And the mother of all talk moves.. not talking. Wait time. In the dialogue of focusing questions about slope the teacher let the students pause, to ask other students if they AGREED or DISAGREED with the thinking. I know we have to bite our lips sometimes to try to not say what another student is ready or could say.
Q2: What opportunities does a focusing pattern of questioning afford us that a funneling pattern does not?
A2: Focusing questions allow opportunities for students to contribute their thoughts to the class discussion giving enough wait time. Funneling questions also tend to have few students raising their hand to begin talking about a topic. Focusing questions seem to be a majority of intuitive responses. Focusing questions can spark or synthesize a conversation. Patterns of funneling questions can tend to be tuned out by student(s).
Q3: What are the key features of the two questioning patterns described? How do they differ?
In general, questions are a big part of engaging students in discussions. Classroom questions tend to follow the IRF, Initiation-Response-Feedback model. I think funneling questions have feedback that is telling the students whether they are right or wrong. A focusing question is a response that opens it up to other students to confirm or deny the validity of the response.
One of the main characteristics of funneling is the teacher is doing most of the cognitive work. The students are simply responding. When students are encouraged to connect their thinking with their peer's ideas there is more cognitive demand on the student.
Tuesday, June 14, 2016
Presenting Everly Rose Joyce. 6/28/16 6 lb 14 oz congrats to @Mythagon @dormanmath @mrsforest also! #babiesofMTBoS pic.twitter.com/H4GR9eqw9I— Martin Joyce (@martinsean) May 29, 2016
The last 3 weeks of school I was on paternity leave. When students finished a lesson with the sub one day they made some letters for my daughter, Everly Rose Joyce, born May 28th, 2016. I emailed a picture of her to the staff the day after she was born and they broadcasted it on our televised KTLR student news network. It meant a lot to me. I'm not going to save the best one for last, I have to share the one that blew me away below. It was a sheet of copy paper folded into fourths and the front was below. Amazing lettering and drawings of roses.
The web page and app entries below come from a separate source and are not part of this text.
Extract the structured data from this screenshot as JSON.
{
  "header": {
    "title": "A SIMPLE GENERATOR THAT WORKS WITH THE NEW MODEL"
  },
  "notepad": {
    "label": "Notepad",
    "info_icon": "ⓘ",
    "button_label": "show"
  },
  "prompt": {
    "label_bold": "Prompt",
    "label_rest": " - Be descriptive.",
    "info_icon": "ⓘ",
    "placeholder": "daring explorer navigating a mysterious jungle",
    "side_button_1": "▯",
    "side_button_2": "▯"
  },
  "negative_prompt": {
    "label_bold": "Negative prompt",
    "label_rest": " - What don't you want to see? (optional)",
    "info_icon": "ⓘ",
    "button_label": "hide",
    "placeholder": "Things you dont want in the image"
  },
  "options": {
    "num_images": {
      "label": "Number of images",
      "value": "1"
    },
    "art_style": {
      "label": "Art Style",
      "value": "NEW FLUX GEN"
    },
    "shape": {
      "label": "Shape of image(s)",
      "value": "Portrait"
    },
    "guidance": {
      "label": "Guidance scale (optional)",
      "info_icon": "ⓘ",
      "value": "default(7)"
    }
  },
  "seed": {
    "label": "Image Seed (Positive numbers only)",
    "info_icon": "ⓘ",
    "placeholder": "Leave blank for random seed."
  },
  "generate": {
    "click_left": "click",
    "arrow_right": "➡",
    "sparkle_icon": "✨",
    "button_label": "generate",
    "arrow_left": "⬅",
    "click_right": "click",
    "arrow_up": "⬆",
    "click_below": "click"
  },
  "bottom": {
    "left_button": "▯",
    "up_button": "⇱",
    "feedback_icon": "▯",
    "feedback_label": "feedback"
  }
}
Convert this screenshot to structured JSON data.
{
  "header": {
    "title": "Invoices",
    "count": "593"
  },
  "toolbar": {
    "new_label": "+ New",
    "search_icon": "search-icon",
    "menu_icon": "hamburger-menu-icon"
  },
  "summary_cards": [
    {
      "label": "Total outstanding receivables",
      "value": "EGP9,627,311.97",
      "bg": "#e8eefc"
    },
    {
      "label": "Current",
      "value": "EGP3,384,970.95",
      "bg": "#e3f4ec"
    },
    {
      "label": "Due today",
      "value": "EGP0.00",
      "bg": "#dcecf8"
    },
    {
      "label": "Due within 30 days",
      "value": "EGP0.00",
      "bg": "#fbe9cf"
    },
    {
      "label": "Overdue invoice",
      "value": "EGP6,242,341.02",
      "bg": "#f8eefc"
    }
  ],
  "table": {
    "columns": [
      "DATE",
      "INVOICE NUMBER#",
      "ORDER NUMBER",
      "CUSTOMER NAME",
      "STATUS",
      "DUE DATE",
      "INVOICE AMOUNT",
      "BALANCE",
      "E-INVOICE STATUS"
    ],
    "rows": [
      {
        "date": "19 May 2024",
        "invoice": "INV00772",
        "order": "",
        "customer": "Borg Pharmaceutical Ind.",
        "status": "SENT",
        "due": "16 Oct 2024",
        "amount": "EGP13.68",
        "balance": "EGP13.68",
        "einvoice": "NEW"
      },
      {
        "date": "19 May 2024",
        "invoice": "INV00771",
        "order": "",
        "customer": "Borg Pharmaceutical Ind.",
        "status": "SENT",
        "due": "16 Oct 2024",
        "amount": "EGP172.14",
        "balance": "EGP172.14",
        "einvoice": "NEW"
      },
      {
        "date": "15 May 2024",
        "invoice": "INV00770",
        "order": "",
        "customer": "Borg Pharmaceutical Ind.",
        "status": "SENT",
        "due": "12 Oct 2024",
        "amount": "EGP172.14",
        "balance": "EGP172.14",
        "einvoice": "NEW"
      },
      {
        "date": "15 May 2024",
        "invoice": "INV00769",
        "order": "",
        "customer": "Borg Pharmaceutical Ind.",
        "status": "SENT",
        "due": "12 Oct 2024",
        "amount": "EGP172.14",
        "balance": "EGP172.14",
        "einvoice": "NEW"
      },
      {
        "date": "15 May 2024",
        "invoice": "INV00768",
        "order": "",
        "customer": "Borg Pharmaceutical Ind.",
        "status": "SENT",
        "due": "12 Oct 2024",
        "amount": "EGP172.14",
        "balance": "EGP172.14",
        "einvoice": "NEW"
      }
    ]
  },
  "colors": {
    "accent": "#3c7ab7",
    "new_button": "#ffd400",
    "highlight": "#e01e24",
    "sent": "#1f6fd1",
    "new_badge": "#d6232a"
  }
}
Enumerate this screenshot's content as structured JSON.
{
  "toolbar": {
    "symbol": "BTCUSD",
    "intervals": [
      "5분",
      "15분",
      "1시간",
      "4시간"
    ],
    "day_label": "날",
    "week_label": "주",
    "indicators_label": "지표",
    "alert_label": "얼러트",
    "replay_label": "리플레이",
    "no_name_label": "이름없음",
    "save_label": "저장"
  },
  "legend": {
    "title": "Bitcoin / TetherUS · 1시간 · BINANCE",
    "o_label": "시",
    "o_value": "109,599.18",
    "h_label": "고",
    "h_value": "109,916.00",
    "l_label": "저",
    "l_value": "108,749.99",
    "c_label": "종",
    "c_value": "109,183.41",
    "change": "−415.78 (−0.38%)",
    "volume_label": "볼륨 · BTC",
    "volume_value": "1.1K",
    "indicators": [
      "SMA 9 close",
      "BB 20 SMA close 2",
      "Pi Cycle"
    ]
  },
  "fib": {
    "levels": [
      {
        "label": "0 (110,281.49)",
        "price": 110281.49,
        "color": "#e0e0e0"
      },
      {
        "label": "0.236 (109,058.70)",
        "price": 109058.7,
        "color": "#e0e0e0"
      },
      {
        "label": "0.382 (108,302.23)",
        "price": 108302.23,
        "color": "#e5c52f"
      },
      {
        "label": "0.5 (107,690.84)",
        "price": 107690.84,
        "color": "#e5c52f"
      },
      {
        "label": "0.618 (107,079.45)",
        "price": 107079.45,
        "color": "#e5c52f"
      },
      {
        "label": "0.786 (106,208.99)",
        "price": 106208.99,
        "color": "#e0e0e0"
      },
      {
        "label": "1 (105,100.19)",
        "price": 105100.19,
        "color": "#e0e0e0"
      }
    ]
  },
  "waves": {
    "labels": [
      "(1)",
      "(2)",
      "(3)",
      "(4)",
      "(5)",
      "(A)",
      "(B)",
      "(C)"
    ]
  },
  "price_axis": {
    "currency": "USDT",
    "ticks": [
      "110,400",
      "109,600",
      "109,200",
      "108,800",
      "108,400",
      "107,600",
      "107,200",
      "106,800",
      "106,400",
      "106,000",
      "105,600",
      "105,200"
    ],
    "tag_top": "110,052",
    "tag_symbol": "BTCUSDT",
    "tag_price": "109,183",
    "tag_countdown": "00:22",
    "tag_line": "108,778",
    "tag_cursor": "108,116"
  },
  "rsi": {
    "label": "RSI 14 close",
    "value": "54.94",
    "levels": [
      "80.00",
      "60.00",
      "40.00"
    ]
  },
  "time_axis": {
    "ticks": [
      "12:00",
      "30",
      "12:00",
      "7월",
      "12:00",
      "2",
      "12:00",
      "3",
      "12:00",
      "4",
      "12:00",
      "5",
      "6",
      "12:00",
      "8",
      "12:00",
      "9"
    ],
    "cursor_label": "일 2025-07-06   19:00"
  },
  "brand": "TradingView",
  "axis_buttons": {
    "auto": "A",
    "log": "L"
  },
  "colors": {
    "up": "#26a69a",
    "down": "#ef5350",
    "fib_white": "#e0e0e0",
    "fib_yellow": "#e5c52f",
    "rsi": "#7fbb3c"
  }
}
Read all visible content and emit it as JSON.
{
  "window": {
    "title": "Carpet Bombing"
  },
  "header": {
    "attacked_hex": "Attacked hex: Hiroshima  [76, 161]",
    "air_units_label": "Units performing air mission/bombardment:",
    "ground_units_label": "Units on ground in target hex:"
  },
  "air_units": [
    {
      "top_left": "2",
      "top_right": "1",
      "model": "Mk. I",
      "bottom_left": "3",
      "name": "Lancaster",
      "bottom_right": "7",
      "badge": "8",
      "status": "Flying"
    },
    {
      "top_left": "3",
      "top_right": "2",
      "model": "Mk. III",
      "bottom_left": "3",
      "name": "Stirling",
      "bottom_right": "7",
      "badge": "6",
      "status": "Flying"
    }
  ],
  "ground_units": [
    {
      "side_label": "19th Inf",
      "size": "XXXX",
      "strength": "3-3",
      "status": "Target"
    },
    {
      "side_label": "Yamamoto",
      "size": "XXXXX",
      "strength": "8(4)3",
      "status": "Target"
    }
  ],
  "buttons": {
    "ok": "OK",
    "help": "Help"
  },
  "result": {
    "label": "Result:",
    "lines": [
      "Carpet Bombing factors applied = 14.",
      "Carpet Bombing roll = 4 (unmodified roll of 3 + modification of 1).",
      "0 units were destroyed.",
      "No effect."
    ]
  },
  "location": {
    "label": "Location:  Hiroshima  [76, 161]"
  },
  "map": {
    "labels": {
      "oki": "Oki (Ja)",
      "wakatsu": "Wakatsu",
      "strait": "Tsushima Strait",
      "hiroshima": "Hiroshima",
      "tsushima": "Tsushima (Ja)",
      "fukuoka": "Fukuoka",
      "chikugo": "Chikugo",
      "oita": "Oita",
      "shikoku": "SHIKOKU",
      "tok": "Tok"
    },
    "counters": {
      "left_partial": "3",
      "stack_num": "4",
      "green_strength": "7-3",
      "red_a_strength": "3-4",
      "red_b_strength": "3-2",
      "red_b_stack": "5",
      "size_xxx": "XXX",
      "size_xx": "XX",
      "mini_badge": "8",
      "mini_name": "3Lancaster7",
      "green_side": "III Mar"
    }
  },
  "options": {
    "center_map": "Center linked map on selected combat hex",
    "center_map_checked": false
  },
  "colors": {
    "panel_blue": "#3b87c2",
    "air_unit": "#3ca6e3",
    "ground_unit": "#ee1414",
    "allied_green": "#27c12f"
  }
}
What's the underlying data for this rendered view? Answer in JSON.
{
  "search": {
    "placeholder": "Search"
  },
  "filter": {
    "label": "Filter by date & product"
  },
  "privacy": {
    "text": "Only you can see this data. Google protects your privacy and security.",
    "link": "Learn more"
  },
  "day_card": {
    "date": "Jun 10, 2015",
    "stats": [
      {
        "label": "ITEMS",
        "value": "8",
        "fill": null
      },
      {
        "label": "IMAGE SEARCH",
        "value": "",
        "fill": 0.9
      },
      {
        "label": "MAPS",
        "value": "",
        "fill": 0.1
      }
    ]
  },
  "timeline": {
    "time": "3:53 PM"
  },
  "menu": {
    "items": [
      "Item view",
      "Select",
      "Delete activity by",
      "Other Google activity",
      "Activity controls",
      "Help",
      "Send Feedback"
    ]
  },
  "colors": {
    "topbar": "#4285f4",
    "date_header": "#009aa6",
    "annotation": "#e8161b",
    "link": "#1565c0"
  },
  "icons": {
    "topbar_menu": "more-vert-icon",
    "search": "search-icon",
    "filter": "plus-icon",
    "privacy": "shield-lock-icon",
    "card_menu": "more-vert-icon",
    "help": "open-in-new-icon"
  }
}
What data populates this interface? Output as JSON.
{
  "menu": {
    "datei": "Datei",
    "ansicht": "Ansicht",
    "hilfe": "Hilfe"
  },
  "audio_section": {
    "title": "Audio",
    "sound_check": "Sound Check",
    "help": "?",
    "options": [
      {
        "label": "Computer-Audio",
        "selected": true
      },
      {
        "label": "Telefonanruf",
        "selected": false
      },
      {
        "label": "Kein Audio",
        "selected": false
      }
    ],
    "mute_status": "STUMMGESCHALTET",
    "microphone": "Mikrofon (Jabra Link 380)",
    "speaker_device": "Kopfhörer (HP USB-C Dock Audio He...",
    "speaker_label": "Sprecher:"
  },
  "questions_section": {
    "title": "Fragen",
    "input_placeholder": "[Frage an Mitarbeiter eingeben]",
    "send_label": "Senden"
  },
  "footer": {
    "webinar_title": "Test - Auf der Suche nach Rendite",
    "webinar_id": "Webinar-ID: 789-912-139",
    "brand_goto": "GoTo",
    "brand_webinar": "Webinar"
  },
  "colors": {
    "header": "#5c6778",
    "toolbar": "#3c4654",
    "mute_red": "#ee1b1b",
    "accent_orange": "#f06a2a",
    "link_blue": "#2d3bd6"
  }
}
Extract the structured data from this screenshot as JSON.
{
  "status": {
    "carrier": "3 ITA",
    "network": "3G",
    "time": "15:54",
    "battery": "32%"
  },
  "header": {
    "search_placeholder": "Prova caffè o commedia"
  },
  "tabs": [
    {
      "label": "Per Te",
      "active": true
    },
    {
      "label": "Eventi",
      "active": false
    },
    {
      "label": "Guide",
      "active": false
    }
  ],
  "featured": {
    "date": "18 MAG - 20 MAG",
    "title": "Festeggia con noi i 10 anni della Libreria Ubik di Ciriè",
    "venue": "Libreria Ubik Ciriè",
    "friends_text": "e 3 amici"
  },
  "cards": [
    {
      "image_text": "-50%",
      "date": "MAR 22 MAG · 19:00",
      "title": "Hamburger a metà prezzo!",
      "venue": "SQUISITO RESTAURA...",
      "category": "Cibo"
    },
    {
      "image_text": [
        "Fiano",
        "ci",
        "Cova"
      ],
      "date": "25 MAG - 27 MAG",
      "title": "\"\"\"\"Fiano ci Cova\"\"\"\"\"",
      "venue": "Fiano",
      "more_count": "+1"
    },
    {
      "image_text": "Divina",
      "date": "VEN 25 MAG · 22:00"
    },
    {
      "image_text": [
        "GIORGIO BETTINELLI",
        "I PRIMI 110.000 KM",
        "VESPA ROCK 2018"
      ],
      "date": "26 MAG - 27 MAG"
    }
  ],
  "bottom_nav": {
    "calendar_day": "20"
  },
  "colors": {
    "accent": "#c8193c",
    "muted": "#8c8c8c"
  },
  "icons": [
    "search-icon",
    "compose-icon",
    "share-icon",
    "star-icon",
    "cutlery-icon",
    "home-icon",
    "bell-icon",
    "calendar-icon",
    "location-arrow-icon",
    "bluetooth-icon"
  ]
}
The best part though was inside, where Tiffany went into personal details about what characteristics I will try to teach her and instill in her that I tried instilling in my students. Wow.
She writes really small, but the words had a large impact on me.
Alex illustrated his math joke I told my Facebook friends. What does a mermaid wear to math class? An algae bra.
Chloe and Marina want to modify Everly's name a little bit. LOL.
A group collaboration with comics. Davin also gave me a sound cloud link where he apparently is performing a song that is remixed as dub step he said..? I will be sure to post it for all to see.
I wanted to post the inside of this card because she thinks Everly will be a "#mathgenius"
This was hilarious. Harrison said my daughter will learn how to be tactful, to have no excuses, and turn out a little... red. (because I'm Irish and when I laugh too hard or get mad or embarrassed I can get red) Also, that leaf is not broccoli he said, it's a shamrock, HAHA.
Rasheed and I are both huge Warriors fans. He got the colors spot on here.
Third period had everyone sign a card.
This was an amazing quilting job in a valentine's day color theme. Beautiful.